─── DATASET CONTENT ───

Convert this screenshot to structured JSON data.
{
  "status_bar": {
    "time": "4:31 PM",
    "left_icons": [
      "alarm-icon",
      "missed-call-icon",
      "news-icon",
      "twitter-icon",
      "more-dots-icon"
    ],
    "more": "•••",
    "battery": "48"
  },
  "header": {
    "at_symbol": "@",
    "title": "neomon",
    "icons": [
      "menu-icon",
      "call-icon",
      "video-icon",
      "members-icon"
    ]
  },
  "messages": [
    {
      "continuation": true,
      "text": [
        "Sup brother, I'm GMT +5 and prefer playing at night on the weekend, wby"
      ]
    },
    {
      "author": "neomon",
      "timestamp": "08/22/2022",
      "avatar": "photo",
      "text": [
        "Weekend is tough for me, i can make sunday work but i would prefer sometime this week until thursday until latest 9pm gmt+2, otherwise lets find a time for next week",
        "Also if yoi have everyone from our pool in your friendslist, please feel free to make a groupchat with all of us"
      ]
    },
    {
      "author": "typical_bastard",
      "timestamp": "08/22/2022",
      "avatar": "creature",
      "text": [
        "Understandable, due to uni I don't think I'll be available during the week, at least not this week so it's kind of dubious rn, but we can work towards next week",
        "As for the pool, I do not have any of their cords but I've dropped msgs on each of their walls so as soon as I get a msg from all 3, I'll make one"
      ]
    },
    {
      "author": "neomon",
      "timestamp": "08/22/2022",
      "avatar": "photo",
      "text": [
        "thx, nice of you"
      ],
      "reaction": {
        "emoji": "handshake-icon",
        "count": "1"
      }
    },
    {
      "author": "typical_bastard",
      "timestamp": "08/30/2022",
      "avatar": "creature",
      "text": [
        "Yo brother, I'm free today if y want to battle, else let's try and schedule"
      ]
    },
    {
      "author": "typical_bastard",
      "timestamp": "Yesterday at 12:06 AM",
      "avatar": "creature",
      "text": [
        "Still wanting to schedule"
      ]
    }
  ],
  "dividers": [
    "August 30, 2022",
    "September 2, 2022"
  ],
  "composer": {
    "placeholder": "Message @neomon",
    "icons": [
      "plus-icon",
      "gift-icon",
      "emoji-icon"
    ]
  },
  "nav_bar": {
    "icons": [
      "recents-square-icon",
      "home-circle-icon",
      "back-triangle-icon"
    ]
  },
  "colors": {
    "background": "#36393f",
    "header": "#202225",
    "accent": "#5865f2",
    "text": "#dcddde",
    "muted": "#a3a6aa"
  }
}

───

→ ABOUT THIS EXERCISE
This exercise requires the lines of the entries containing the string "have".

→ EXERCISE OUTPUT
        "Also if yoi have everyone from our pool in your friendslist, please feel free to make a groupchat with all of us"
        "As for the pool, I do not have any of their cords but I've dropped msgs on each of their walls so as soon as I get a msg from all 3, I'll make one"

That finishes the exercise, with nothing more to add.